Changed Man -- A recurring character type is the traitor-turned-martyr. At the beginning, he causes the trouble. Something changes partway through, and he dies trying to set things right. In HT, this is Jimmy. He joined the traitors gang, making the fuses for the bombs. Remorse over the deaths he caused trumps his shallow ideology. When the gang turn on him, he turns on them, radioing a warning of the plot. For this, he is killed. This traitor-martyr role will get used in sci-fi films, such as It Conquered the World ('56) where Tom arranges for "It" to come to earth, falling for the promise of peace. Tom then sacrifices his life to stop It. Or, Terror From the Year 5000 ('58), in which Victor finances a time travel experiment which brings death from the future. He dies stopping it. Or, The Mysterians ('59), in which Shiraishi naively helps the aliens until it's clear that they're hostile. He then sacrifices himself blowing up their base.
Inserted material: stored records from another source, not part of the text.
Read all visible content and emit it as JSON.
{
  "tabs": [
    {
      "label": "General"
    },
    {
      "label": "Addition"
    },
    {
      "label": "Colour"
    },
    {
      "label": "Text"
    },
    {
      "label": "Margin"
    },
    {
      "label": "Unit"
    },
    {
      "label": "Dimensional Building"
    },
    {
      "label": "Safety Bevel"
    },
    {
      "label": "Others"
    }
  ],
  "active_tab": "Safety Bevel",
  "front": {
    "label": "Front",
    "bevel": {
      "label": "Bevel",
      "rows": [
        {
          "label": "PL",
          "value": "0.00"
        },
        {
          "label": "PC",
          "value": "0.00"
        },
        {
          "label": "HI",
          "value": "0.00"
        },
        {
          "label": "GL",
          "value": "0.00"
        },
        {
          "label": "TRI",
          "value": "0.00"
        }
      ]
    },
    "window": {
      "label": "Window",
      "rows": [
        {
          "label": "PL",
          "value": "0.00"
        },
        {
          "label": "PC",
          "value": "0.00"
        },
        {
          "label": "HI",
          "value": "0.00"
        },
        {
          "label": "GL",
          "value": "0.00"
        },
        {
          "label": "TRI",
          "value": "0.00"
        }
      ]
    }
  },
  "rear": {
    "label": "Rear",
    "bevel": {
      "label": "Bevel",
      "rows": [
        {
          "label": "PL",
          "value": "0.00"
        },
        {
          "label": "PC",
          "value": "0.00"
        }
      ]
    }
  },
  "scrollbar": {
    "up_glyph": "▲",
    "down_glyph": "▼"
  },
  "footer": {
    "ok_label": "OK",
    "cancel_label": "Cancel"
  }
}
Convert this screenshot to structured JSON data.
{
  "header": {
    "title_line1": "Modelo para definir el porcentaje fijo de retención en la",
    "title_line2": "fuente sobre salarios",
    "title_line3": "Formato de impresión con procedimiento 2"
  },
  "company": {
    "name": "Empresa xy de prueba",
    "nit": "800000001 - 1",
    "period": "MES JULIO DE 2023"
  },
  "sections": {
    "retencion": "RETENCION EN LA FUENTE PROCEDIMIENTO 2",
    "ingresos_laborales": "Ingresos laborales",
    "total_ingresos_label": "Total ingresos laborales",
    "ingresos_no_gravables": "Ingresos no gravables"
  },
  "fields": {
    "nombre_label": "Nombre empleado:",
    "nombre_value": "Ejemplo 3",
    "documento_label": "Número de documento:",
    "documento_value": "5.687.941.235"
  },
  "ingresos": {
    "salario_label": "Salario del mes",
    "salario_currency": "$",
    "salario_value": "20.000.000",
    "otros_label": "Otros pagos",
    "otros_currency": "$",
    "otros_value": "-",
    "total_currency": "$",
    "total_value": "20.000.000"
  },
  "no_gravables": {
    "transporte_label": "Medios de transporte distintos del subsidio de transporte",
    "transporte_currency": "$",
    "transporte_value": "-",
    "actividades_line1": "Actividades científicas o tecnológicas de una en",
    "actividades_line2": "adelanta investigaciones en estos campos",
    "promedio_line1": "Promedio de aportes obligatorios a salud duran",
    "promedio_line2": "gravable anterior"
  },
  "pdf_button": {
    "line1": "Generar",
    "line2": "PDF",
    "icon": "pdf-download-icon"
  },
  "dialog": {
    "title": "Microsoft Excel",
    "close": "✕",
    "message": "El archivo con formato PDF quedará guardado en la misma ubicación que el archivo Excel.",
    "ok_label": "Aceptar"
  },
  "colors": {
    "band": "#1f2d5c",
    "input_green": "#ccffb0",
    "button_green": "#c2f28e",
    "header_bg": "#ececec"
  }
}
Dang Peaceniks -- A subtle hawkish message is woven through HT. The blue collar workers duped into helping the foreign power, are told pretty lies about a "world without wars" and promises of peace and tranquility. The printer (suspect) is printing peace rally posters. The contradiction that the group kill and destroy in pursuit of peace seems like Boulting's slap at anti-nuclear peace movements of his day.The final reference to the British Lion is his moral to the story. Only by standing strong and fighting, will Britain be kept free. Peaceniks are dupes of enemy powers.
Old Spies -- Anxiety over enemy spies was far from new when the Cold War dawned. WWII saw plenty of Nazi spy scares. In America, Japanese Americans were rounded up to live in camps for fear some of them might become Pod-people of the emperor. In World War One, there was a near hysterical worry over the Kaiser having spies and saboteurs sneaking about. The explosion at the arms depot at Black Tom in New York was immediately branded sabotage. In Britain, there was the curious nocturnal airships scare. (Scareships) Before all that, the British fretted over French spies working on a channel tunnel so the French army could invade, etc. etc. Angst over spies and saboteurs was (is) well ingrained. Sci-fi flims just swapped out the earthly enemy for ones from outer space and made changes of ideology more like zombie-hood. But, it was the same angst.
Bottom line? HT is less famous than its sibling, Seven Days to Noon, but very much a similar Cold War thriller. There is more action and pretty good pacing overall. The setting inside the massive Battersea Power Station is visually interesting too. For fans of sci-fi, it can be fun to see the format played out with earthly foreigners.